By employing these strategies, designers can provide an optimal experience regardless of the user’s device or browser capabilities.

Cross-Browser Compatibility

In addition to responsive design, ensuring cross-browser compatibility is essential to deliver a consistent experience across different web browsers. Each browser may interpret and render code differently, potentially affecting the design and functionality of your website.

To address this, designers should test their designs on multiple browsers, including popular options like Chrome, Firefox, Safari, and Edge. Identify any compatibility issues and make necessary adjustments to ensure a seamless experience for all users.

Continuous Monitoring and Optimization

Responsive design is an ongoing process that requires continuous monitoring and optimization. Technology and user preferences evolve, and new devices and screen sizes emerge regularly. As a result, it’s crucial to stay updated and adapt your design to ensure it remains effective and relevant.

Regularly monitor website analytics to gain insights into user behavior, device usage, and engagement patterns. Use this data to identify areas for improvement and optimization. Conduct user testing and gather feedback to understand how users interact with your responsive design and make adjustments based on their needs and preferences.

By embracing a culture of continuous improvement, you can deliver a superior user experience and maintain a competitive edge in the ever-changing digital landscape.


Responsive design is a fundamental approach to web design that allows websites to adapt to the diverse range of devices users employ.
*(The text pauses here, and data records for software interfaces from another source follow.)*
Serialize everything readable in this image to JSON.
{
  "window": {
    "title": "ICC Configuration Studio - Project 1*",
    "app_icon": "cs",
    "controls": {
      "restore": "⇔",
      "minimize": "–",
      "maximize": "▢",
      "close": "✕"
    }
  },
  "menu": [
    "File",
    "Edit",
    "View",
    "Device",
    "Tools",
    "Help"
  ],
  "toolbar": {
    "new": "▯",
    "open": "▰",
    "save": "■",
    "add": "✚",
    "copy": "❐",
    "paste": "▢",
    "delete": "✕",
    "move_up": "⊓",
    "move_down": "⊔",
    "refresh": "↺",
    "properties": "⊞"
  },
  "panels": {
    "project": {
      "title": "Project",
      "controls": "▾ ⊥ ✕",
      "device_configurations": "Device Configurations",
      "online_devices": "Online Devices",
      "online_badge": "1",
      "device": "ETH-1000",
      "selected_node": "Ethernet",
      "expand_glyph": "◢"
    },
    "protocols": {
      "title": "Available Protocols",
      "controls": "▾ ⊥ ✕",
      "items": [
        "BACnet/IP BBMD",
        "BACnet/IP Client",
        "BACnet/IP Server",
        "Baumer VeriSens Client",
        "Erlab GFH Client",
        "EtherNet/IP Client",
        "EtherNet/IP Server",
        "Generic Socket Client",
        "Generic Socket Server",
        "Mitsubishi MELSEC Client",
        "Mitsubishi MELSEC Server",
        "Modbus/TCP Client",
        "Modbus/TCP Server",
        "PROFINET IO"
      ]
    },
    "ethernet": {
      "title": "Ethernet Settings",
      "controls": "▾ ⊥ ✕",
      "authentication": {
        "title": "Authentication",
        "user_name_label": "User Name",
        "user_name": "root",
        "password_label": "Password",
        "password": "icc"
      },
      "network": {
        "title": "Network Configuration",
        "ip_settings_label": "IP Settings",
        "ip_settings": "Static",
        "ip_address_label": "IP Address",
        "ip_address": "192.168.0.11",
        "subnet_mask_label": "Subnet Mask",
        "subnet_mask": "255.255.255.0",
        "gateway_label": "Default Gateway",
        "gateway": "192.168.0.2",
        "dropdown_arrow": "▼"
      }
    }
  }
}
By understanding the principles and techniques of responsive design, designers can create websites that provide seamless and user-friendly experiences across different screen sizes and devices.

From performance optimization and user-centric content prioritization to breakpoints, responsive typography, and accessibility considerations, responsive design encompasses various aspects of delivering exceptional experiences to users.

By implementing these strategies and continuously testing and iterating, designers can ensure that their websites remain effective and accessible as technology and user preferences evolve.

Remember, responsive design is not a one-time implementation; it requires ongoing monitoring and optimization to provide the best user experience possible.